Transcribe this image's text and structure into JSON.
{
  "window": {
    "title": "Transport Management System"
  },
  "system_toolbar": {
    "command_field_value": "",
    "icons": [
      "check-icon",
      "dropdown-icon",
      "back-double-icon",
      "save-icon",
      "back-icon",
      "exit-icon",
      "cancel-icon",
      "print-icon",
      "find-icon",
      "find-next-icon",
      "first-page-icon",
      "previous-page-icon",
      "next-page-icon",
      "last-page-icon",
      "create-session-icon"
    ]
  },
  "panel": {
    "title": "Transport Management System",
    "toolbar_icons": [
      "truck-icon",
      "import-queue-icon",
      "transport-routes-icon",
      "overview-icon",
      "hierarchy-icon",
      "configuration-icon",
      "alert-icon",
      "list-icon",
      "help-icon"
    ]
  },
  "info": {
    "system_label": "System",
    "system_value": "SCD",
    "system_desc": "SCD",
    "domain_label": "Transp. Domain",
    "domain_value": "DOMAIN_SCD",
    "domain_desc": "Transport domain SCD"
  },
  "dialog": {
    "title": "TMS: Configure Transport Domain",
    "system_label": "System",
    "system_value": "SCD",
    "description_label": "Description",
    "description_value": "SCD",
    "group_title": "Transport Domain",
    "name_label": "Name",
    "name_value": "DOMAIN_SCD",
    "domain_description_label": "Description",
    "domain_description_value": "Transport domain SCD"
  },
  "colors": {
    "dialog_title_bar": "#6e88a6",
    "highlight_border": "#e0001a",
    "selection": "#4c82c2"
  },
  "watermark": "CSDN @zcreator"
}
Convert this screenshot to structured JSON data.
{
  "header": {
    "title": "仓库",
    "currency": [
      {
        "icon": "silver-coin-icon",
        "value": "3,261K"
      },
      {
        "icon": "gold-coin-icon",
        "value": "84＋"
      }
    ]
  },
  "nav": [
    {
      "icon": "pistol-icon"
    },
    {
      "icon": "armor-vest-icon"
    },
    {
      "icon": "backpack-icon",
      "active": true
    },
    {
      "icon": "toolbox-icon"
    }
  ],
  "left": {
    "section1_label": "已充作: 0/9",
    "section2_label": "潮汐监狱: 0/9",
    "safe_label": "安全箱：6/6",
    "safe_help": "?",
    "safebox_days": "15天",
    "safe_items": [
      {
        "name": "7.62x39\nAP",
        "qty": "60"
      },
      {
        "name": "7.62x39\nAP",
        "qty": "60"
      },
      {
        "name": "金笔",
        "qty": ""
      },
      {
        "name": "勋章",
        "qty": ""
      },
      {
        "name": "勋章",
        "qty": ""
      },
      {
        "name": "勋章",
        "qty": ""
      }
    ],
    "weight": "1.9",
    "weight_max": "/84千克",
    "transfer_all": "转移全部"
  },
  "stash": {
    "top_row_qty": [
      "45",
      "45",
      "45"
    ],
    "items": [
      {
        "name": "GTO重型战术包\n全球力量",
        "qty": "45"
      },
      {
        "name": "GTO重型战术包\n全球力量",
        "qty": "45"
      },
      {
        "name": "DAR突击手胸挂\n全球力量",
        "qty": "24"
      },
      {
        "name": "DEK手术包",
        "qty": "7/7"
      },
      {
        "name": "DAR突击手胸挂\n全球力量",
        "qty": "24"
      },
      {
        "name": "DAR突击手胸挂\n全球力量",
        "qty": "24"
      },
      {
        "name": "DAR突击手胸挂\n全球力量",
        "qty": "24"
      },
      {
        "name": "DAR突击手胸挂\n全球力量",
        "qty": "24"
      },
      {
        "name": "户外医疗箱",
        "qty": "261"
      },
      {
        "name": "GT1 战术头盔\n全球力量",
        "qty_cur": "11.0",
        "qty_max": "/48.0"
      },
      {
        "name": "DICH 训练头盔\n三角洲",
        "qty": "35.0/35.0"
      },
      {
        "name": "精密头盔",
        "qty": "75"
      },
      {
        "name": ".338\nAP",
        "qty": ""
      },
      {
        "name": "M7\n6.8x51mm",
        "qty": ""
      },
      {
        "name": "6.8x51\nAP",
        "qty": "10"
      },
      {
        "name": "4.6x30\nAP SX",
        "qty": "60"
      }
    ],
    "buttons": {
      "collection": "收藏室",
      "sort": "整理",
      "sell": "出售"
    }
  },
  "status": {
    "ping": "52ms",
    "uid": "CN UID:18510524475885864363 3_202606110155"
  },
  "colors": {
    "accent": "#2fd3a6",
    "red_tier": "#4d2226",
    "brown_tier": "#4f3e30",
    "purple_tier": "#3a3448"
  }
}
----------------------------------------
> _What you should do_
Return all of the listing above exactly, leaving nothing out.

> _Task output_
Transcribe this image's text and structure into JSON.
{
  "window": {
    "title": "Transport Management System"
  },
  "system_toolbar": {
    "command_field_value": "",
    "icons": [
      "check-icon",
      "dropdown-icon",
      "back-double-icon",
      "save-icon",
      "back-icon",
      "exit-icon",
      "cancel-icon",
      "print-icon",
      "find-icon",
      "find-next-icon",
      "first-page-icon",
      "previous-page-icon",
      "next-page-icon",
      "last-page-icon",
      "create-session-icon"
    ]
  },
  "panel": {
    "title": "Transport Management System",
    "toolbar_icons": [
      "truck-icon",
      "import-queue-icon",
      "transport-routes-icon",
      "overview-icon",
      "hierarchy-icon",
      "configuration-icon",
      "alert-icon",
      "list-icon",
      "help-icon"
    ]
  },
  "info": {
    "system_label": "System",
    "system_value": "SCD",
    "system_desc": "SCD",
    "domain_label": "Transp. Domain",
    "domain_value": "DOMAIN_SCD",
    "domain_desc": "Transport domain SCD"
  },
  "dialog": {
    "title": "TMS: Configure Transport Domain",
    "system_label": "System",
    "system_value": "SCD",
    "description_label": "Description",
    "description_value": "SCD",
    "group_title": "Transport Domain",
    "name_label": "Name",
    "name_value": "DOMAIN_SCD",
    "domain_description_label": "Description",
    "domain_description_value": "Transport domain SCD"
  },
  "colors": {
    "dialog_title_bar": "#6e88a6",
    "highlight_border": "#e0001a",
    "selection": "#4c82c2"
  },
  "watermark": "CSDN @zcreator"
}
Convert this screenshot to structured JSON data.
{
  "header": {
    "title": "仓库",
    "currency": [
      {
        "icon": "silver-coin-icon",
        "value": "3,261K"
      },
      {
        "icon": "gold-coin-icon",
        "value": "84＋"
      }
    ]
  },
  "nav": [
    {
      "icon": "pistol-icon"
    },
    {
      "icon": "armor-vest-icon"
    },
    {
      "icon": "backpack-icon",
      "active": true
    },
    {
      "icon": "toolbox-icon"
    }
  ],
  "left": {
    "section1_label": "已充作: 0/9",
    "section2_label": "潮汐监狱: 0/9",
    "safe_label": "安全箱：6/6",
    "safe_help": "?",
    "safebox_days": "15天",
    "safe_items": [
      {
        "name": "7.62x39\nAP",
        "qty": "60"
      },
      {
        "name": "7.62x39\nAP",
        "qty": "60"
      },
      {
        "name": "金笔",
        "qty": ""
      },
      {
        "name": "勋章",
        "qty": ""
      },
      {
        "name": "勋章",
        "qty": ""
      },
      {
        "name": "勋章",
        "qty": ""
      }
    ],
    "weight": "1.9",
    "weight_max": "/84千克",
    "transfer_all": "转移全部"
  },
  "stash": {
    "top_row_qty": [
      "45",
      "45",
      "45"
    ],
    "items": [
      {
        "name": "GTO重型战术包\n全球力量",
        "qty": "45"
      },
      {
        "name": "GTO重型战术包\n全球力量",
        "qty": "45"
      },
      {
        "name": "DAR突击手胸挂\n全球力量",
        "qty": "24"
      },
      {
        "name": "DEK手术包",
        "qty": "7/7"
      },
      {
        "name": "DAR突击手胸挂\n全球力量",
        "qty": "24"
      },
      {
        "name": "DAR突击手胸挂\n全球力量",
        "qty": "24"
      },
      {
        "name": "DAR突击手胸挂\n全球力量",
        "qty": "24"
      },
      {
        "name": "DAR突击手胸挂\n全球力量",
        "qty": "24"
      },
      {
        "name": "户外医疗箱",
        "qty": "261"
      },
      {
        "name": "GT1 战术头盔\n全球力量",
        "qty_cur": "11.0",
        "qty_max": "/48.0"
      },
      {
        "name": "DICH 训练头盔\n三角洲",
        "qty": "35.0/35.0"
      },
      {
        "name": "精密头盔",
        "qty": "75"
      },
      {
        "name": ".338\nAP",
        "qty": ""
      },
      {
        "name": "M7\n6.8x51mm",
        "qty": ""
      },
      {
        "name": "6.8x51\nAP",
        "qty": "10"
      },
      {
        "name": "4.6x30\nAP SX",
        "qty": "60"
      }
    ],
    "buttons": {
      "collection": "收藏室",
      "sort": "整理",
      "sell": "出售"
    }
  },
  "status": {
    "ping": "52ms",
    "uid": "CN UID:18510524475885864363 3_202606110155"
  },
  "colors": {
    "accent": "#2fd3a6",
    "red_tier": "#4d2226",
    "brown_tier": "#4f3e30",
    "purple_tier": "#3a3448"
  }
}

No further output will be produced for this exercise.